I double-checked with Citizen's. Good approach? Yup. They gave me the address to send it to and language to include in my cover letter. This is a *Supplemental.* [Claim, no? but if they don't want good English, I won't encumber them with it.]

So you see, I've been busy ever since.

I'm almost done with my Supplemental. Then, the intense drive to take care of Hurricane Stuff will finally morph into a more normal-life line of work.

Right in the nick of time. The first wave of really bad tree pollen came through mid-January, knocking me off my feet. My *good* time of year - part of December and January - is already over.

That rollercoaster car just clicked into place on the line. It's moving on out of the boarding station, slowly, so slowly at first, then it just catches, and your heart thuds a beat and even though it's not even picking up much speed yet, you know what's coming down the line...

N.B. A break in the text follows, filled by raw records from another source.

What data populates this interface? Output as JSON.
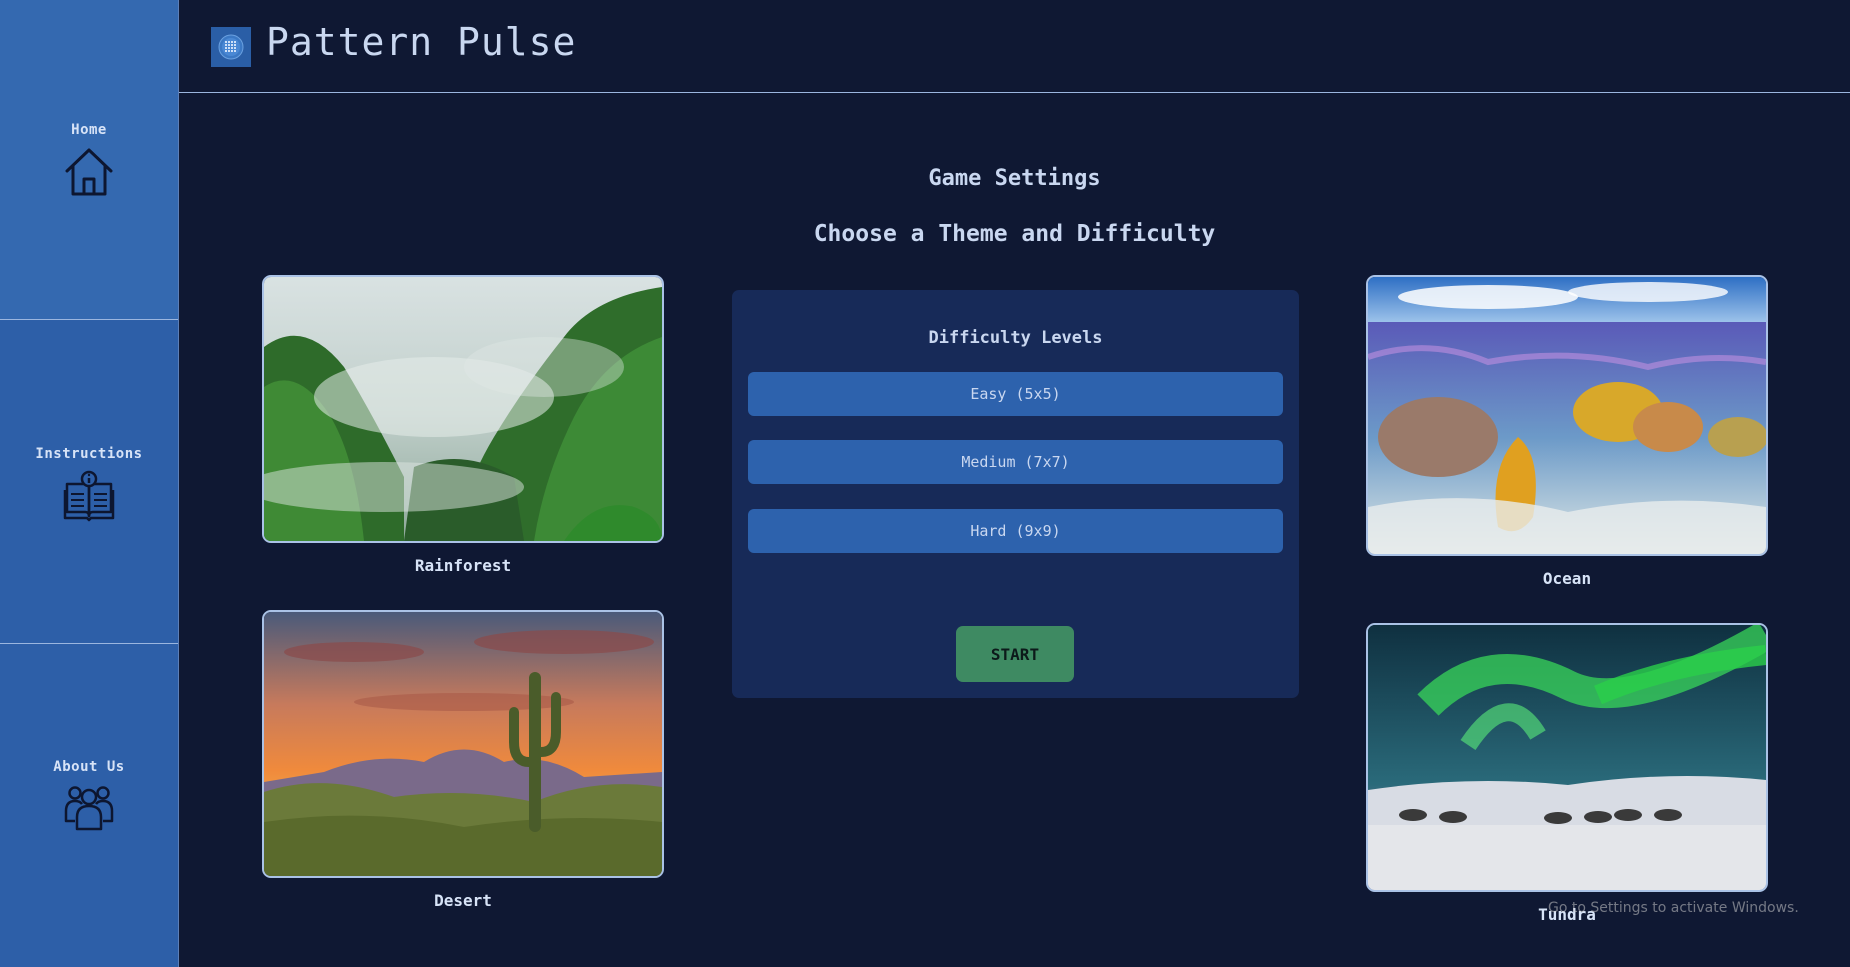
{
  "app": {
    "title": "Pattern Pulse"
  },
  "sidebar": {
    "items": [
      {
        "label": "Home",
        "icon": "home-icon"
      },
      {
        "label": "Instructions",
        "icon": "book-info-icon"
      },
      {
        "label": "About Us",
        "icon": "team-icon"
      }
    ]
  },
  "main": {
    "heading": "Game Settings",
    "subheading": "Choose a Theme and Difficulty"
  },
  "themes": [
    {
      "label": "Rainforest",
      "image": "misty-rainforest-image"
    },
    {
      "label": "Desert",
      "image": "desert-sunset-cactus-image"
    },
    {
      "label": "Ocean",
      "image": "coral-reef-ocean-image"
    },
    {
      "label": "Tundra",
      "image": "aurora-tundra-reindeer-image"
    }
  ],
  "difficulty": {
    "title": "Difficulty Levels",
    "levels": [
      "Easy (5x5)",
      "Medium (7x7)",
      "Hard (9x9)"
    ],
    "start_label": "START"
  },
  "watermark": {
    "text": "Go to Settings to activate Windows."
  },
  "colors": {
    "background": "#0f1833",
    "sidebar": "#2d5fa8",
    "panel": "#172a58",
    "button": "#2d62ad",
    "start": "#3e8a62"
  }
}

Sunday, January 15, 2006

Braving the Cold

People with fibromyalgia often experience cold as pain. That goes triple for me. I hate cold with a deep and abiding passion.

When I woke up it was 46 degrees. It has just warmed up to 50!!!

We get a few days like this in South Florida each year. Many people enjoy the rare change to chilly weather.

Not me.

It can get into the 60's to give me a little respite from the heat, but that's about as far as I ever want to go.

When it's cold like today, I usually just stay inside with the heat on. BUT!!!

Sundays, you see, are my days for mildly nefarious activities. Like liberating *trash* from defunct nurseries, as the developers await their demolition and building permits. Once they get going they bulldoze really good stuff and why shouldn't I do some rescues on things that will soon be crushed and tossed?

Okay. I know I'm not supposed to hop that fence. It is trespassing, and I know it. I may get caught. But I'll take the consequences of my actions for the sake of rescuing innocent plants and the empty pots to put them in.

Not to mention, getting some really fab photos in the process.

But it's SSSOOOOOOOOO COLD out there!

Am I gonna go?

Looks like I'd have to substitute long pants for the blue boxers today. That's OK, I know where I put those pants, I found them yesterday whilst housecleaning.

When I look out the window I see brilliant sunshine. God, what a beautiful day.

Just goes to show, you can't judge a book by its cover.

Thursday, January 12, 2006

I Make the Best Collard Greens of Any White Woman in Florida.

Yes I do.

The first batch was slightly more perfect. This time the stores didn't have any smoked pig's feet left. Must have been a special holiday thing.

But regular smoked hamhocks are great too.

I also think the cloves worked a tiny bit better whole than ground. Not sure why. The oils?


This batch has a special secret second spice in it. Onions, too.

No bitterness. Not the tiniest toughness. They're like velvet. Satin. They just melt in your mouth.

They're soooo good, they make you wanna cry.

Man sues chatroom pals: I was humiliated beyond what 'no man could endure'

No, this isn't the very first lawsuit filed under the new legislation making anonymous annoying cyber publishings illegal.

But it's a fun read, nonetheless.


Monday, January 02, 2006

Happy New Year!

Okay. So I'm a couple days late.

It's still a New Year, isn't it?

Heck, it's even still Christmas. I know because Desert Cat says so, and in these matters DC knows all.

I just KNOW Walter will be done with his periodic computer servicing by tomorrow. At least he got my AOL back again.

Just in the nick of time, too. I've been going looney. WHEW!!! what a relief!

Going without for too long can lead me into awful temptations that result in things like getting swarmed by fire ants.

But that's another story.